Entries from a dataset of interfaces

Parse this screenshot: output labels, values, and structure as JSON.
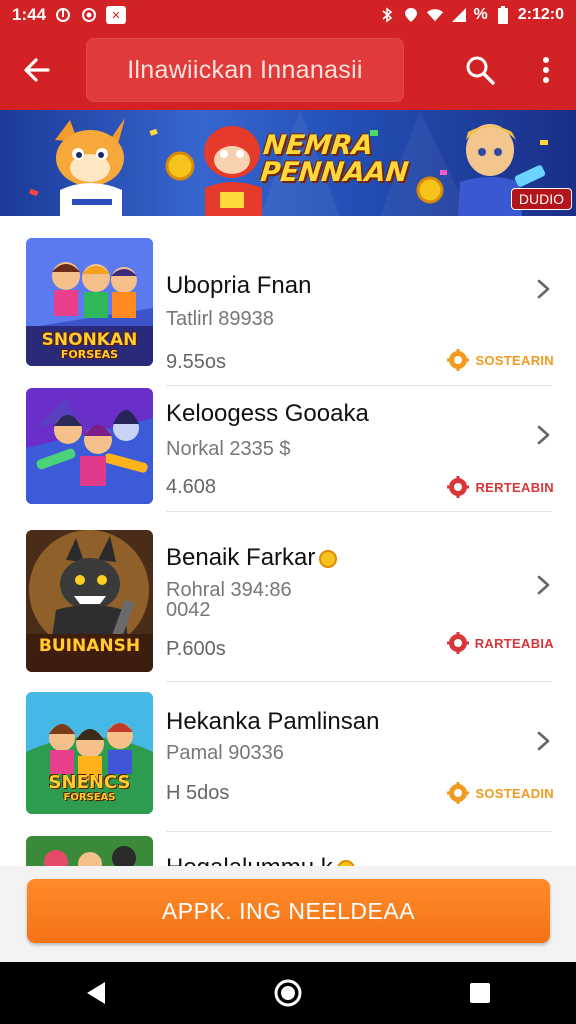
{
  "status_bar": {
    "time": "1:44",
    "icons_left": [
      "ellipse-icon",
      "notification-icon",
      "target-icon",
      "block-icon"
    ],
    "icons_right": [
      "bluetooth-icon",
      "location-icon",
      "wifi-icon",
      "signal-icon",
      "battery-icon"
    ],
    "battery_text": "%",
    "clock_right": "2:12:0"
  },
  "app_bar": {
    "title": "Ilnawiickan Innanasii",
    "back_icon": "arrow-back-icon",
    "search_icon": "search-icon",
    "more_icon": "more-vertical-icon"
  },
  "banner": {
    "title_line1": "NEMRA",
    "title_line2": "PENNAAN",
    "badge": "DUDIO"
  },
  "games": [
    {
      "title": "Ubopria Fnan",
      "subtitle": "Tatlirl 89938",
      "size": "9.55os",
      "tag": "SOSTEARIN",
      "tag_color": "#f29a1f",
      "thumb_text": "SNONKAN",
      "thumb_subtext": "FORSEAS",
      "has_coin": false
    },
    {
      "title": "Keloogess Gooaka",
      "subtitle": "Norkal 2335 $",
      "size": "4.608",
      "tag": "RERTEABIN",
      "tag_color": "#d9363b",
      "thumb_text": "",
      "thumb_subtext": "",
      "has_coin": false
    },
    {
      "title": "Benaik Farkar",
      "subtitle": "Rohral 394:86",
      "subtitle2": "0042",
      "size": "P.600s",
      "tag": "RARTEABIA",
      "tag_color": "#d9363b",
      "thumb_text": "BUINANSH",
      "thumb_subtext": "",
      "has_coin": true
    },
    {
      "title": "Hekanka Pamlinsan",
      "subtitle": "Pamal 90336",
      "size": "H 5dos",
      "tag": "SOSTEADIN",
      "tag_color": "#f29a1f",
      "thumb_text": "SNENCS",
      "thumb_subtext": "FORSEAS",
      "has_coin": false
    },
    {
      "title": "Hogalalummu k",
      "has_coin": true
    }
  ],
  "action_button": {
    "label": "APPK. ING NEELDEAA"
  },
  "nav_bar": {
    "back": "nav-back-icon",
    "home": "nav-home-icon",
    "recents": "nav-recents-icon"
  },
  "colors": {
    "primary": "#d32226",
    "accent": "#f47316",
    "tag_orange": "#f29a1f",
    "tag_red": "#d9363b"
  }
}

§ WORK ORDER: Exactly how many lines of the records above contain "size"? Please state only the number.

§ WRITTEN REPLY: 4